Start of Records

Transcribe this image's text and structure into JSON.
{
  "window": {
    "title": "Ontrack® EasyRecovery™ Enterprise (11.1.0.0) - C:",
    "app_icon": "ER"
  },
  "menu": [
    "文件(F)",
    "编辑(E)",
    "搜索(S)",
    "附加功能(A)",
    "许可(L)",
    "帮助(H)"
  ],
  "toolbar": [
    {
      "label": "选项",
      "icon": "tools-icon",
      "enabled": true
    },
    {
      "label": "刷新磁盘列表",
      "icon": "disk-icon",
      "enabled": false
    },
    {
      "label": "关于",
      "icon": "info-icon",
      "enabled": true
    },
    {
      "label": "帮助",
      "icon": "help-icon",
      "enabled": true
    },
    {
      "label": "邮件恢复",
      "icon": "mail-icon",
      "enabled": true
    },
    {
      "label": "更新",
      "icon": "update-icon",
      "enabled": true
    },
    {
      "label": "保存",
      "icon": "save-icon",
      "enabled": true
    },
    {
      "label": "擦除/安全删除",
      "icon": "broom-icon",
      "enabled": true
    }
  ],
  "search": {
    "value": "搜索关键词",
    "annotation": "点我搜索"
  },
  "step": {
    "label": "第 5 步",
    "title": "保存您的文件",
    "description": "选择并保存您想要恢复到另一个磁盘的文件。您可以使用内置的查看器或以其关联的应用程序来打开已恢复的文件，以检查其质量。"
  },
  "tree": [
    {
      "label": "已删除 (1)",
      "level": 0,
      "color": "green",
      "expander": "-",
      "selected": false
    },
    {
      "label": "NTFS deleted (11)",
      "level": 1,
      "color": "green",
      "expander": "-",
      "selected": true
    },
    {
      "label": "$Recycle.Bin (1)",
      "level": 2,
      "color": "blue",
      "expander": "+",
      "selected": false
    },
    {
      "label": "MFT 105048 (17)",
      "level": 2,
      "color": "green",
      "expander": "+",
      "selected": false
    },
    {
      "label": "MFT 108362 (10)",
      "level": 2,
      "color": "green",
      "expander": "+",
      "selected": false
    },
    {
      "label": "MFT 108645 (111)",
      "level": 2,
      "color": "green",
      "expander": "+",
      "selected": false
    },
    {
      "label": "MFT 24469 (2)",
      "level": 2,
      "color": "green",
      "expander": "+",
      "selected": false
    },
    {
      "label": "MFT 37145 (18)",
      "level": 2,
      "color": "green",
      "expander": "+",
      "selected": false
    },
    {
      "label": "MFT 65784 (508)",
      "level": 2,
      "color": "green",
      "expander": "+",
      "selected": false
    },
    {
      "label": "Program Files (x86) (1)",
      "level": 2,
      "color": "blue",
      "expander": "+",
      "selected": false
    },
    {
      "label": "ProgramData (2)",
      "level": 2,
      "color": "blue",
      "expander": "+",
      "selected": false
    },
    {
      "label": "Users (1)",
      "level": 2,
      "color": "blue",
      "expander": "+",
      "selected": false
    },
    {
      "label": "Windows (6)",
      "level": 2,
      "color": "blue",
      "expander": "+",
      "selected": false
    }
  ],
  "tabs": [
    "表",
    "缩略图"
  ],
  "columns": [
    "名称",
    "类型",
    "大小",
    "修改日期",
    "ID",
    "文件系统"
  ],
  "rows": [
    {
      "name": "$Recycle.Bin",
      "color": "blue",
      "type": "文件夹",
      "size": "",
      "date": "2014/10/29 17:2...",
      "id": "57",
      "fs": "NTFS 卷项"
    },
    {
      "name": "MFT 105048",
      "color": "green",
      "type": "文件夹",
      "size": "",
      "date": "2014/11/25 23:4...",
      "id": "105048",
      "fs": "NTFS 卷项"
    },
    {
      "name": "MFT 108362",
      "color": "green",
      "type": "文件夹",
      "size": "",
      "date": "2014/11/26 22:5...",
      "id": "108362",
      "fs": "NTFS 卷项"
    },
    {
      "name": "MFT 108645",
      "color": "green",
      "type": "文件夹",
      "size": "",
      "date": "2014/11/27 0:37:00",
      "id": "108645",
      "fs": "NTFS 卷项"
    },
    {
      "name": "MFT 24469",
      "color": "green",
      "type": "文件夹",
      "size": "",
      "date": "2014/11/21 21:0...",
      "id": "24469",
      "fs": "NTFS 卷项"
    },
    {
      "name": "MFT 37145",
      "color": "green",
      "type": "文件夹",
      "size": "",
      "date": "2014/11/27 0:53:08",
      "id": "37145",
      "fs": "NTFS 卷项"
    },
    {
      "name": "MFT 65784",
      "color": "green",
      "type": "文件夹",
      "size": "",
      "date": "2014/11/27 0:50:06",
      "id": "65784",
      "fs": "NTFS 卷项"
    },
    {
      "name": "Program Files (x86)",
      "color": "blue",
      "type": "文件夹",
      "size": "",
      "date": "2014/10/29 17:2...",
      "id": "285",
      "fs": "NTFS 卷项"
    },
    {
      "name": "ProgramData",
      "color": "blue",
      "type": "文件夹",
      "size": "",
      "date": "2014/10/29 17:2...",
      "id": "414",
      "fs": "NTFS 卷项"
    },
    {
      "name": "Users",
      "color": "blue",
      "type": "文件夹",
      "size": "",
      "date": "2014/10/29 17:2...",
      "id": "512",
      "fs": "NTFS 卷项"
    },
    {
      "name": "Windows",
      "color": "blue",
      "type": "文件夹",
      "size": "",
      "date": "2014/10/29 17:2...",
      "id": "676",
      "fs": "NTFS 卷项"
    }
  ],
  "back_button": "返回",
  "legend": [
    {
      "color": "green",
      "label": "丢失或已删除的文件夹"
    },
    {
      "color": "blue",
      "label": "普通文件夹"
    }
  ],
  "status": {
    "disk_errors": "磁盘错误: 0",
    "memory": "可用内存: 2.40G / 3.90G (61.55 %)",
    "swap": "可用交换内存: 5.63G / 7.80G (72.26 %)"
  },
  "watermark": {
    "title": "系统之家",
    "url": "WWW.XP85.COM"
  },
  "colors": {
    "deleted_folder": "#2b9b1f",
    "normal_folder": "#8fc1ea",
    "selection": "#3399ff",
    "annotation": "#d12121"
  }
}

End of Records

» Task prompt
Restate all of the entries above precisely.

» Solution to the problem
Transcribe this image's text and structure into JSON.
{
  "window": {
    "title": "Ontrack® EasyRecovery™ Enterprise (11.1.0.0) - C:",
    "app_icon": "ER"
  },
  "menu": [
    "文件(F)",
    "编辑(E)",
    "搜索(S)",
    "附加功能(A)",
    "许可(L)",
    "帮助(H)"
  ],
  "toolbar": [
    {
      "label": "选项",
      "icon": "tools-icon",
      "enabled": true
    },
    {
      "label": "刷新磁盘列表",
      "icon": "disk-icon",
      "enabled": false
    },
    {
      "label": "关于",
      "icon": "info-icon",
      "enabled": true
    },
    {
      "label": "帮助",
      "icon": "help-icon",
      "enabled": true
    },
    {
      "label": "邮件恢复",
      "icon": "mail-icon",
      "enabled": true
    },
    {
      "label": "更新",
      "icon": "update-icon",
      "enabled": true
    },
    {
      "label": "保存",
      "icon": "save-icon",
      "enabled": true
    },
    {
      "label": "擦除/安全删除",
      "icon": "broom-icon",
      "enabled": true
    }
  ],
  "search": {
    "value": "搜索关键词",
    "annotation": "点我搜索"
  },
  "step": {
    "label": "第 5 步",
    "title": "保存您的文件",
    "description": "选择并保存您想要恢复到另一个磁盘的文件。您可以使用内置的查看器或以其关联的应用程序来打开已恢复的文件，以检查其质量。"
  },
  "tree": [
    {
      "label": "已删除 (1)",
      "level": 0,
      "color": "green",
      "expander": "-",
      "selected": false
    },
    {
      "label": "NTFS deleted (11)",
      "level": 1,
      "color": "green",
      "expander": "-",
      "selected": true
    },
    {
      "label": "$Recycle.Bin (1)",
      "level": 2,
      "color": "blue",
      "expander": "+",
      "selected": false
    },
    {
      "label": "MFT 105048 (17)",
      "level": 2,
      "color": "green",
      "expander": "+",
      "selected": false
    },
    {
      "label": "MFT 108362 (10)",
      "level": 2,
      "color": "green",
      "expander": "+",
      "selected": false
    },
    {
      "label": "MFT 108645 (111)",
      "level": 2,
      "color": "green",
      "expander": "+",
      "selected": false
    },
    {
      "label": "MFT 24469 (2)",
      "level": 2,
      "color": "green",
      "expander": "+",
      "selected": false
    },
    {
      "label": "MFT 37145 (18)",
      "level": 2,
      "color": "green",
      "expander": "+",
      "selected": false
    },
    {
      "label": "MFT 65784 (508)",
      "level": 2,
      "color": "green",
      "expander": "+",
      "selected": false
    },
    {
      "label": "Program Files (x86) (1)",
      "level": 2,
      "color": "blue",
      "expander": "+",
      "selected": false
    },
    {
      "label": "ProgramData (2)",
      "level": 2,
      "color": "blue",
      "expander": "+",
      "selected": false
    },
    {
      "label": "Users (1)",
      "level": 2,
      "color": "blue",
      "expander": "+",
      "selected": false
    },
    {
      "label": "Windows (6)",
      "level": 2,
      "color": "blue",
      "expander": "+",
      "selected": false
    }
  ],
  "tabs": [
    "表",
    "缩略图"
  ],
  "columns": [
    "名称",
    "类型",
    "大小",
    "修改日期",
    "ID",
    "文件系统"
  ],
  "rows": [
    {
      "name": "$Recycle.Bin",
      "color": "blue",
      "type": "文件夹",
      "size": "",
      "date": "2014/10/29 17:2...",
      "id": "57",
      "fs": "NTFS 卷项"
    },
    {
      "name": "MFT 105048",
      "color": "green",
      "type": "文件夹",
      "size": "",
      "date": "2014/11/25 23:4...",
      "id": "105048",
      "fs": "NTFS 卷项"
    },
    {
      "name": "MFT 108362",
      "color": "green",
      "type": "文件夹",
      "size": "",
      "date": "2014/11/26 22:5...",
      "id": "108362",
      "fs": "NTFS 卷项"
    },
    {
      "name": "MFT 108645",
      "color": "green",
      "type": "文件夹",
      "size": "",
      "date": "2014/11/27 0:37:00",
      "id": "108645",
      "fs": "NTFS 卷项"
    },
    {
      "name": "MFT 24469",
      "color": "green",
      "type": "文件夹",
      "size": "",
      "date": "2014/11/21 21:0...",
      "id": "24469",
      "fs": "NTFS 卷项"
    },
    {
      "name": "MFT 37145",
      "color": "green",
      "type": "文件夹",
      "size": "",
      "date": "2014/11/27 0:53:08",
      "id": "37145",
      "fs": "NTFS 卷项"
    },
    {
      "name": "MFT 65784",
      "color": "green",
      "type": "文件夹",
      "size": "",
      "date": "2014/11/27 0:50:06",
      "id": "65784",
      "fs": "NTFS 卷项"
    },
    {
      "name": "Program Files (x86)",
      "color": "blue",
      "type": "文件夹",
      "size": "",
      "date": "2014/10/29 17:2...",
      "id": "285",
      "fs": "NTFS 卷项"
    },
    {
      "name": "ProgramData",
      "color": "blue",
      "type": "文件夹",
      "size": "",
      "date": "2014/10/29 17:2...",
      "id": "414",
      "fs": "NTFS 卷项"
    },
    {
      "name": "Users",
      "color": "blue",
      "type": "文件夹",
      "size": "",
      "date": "2014/10/29 17:2...",
      "id": "512",
      "fs": "NTFS 卷项"
    },
    {
      "name": "Windows",
      "color": "blue",
      "type": "文件夹",
      "size": "",
      "date": "2014/10/29 17:2...",
      "id": "676",
      "fs": "NTFS 卷项"
    }
  ],
  "back_button": "返回",
  "legend": [
    {
      "color": "green",
      "label": "丢失或已删除的文件夹"
    },
    {
      "color": "blue",
      "label": "普通文件夹"
    }
  ],
  "status": {
    "disk_errors": "磁盘错误: 0",
    "memory": "可用内存: 2.40G / 3.90G (61.55 %)",
    "swap": "可用交换内存: 5.63G / 7.80G (72.26 %)"
  },
  "watermark": {
    "title": "系统之家",
    "url": "WWW.XP85.COM"
  },
  "colors": {
    "deleted_folder": "#2b9b1f",
    "normal_folder": "#8fc1ea",
    "selection": "#3399ff",
    "annotation": "#d12121"
  }
}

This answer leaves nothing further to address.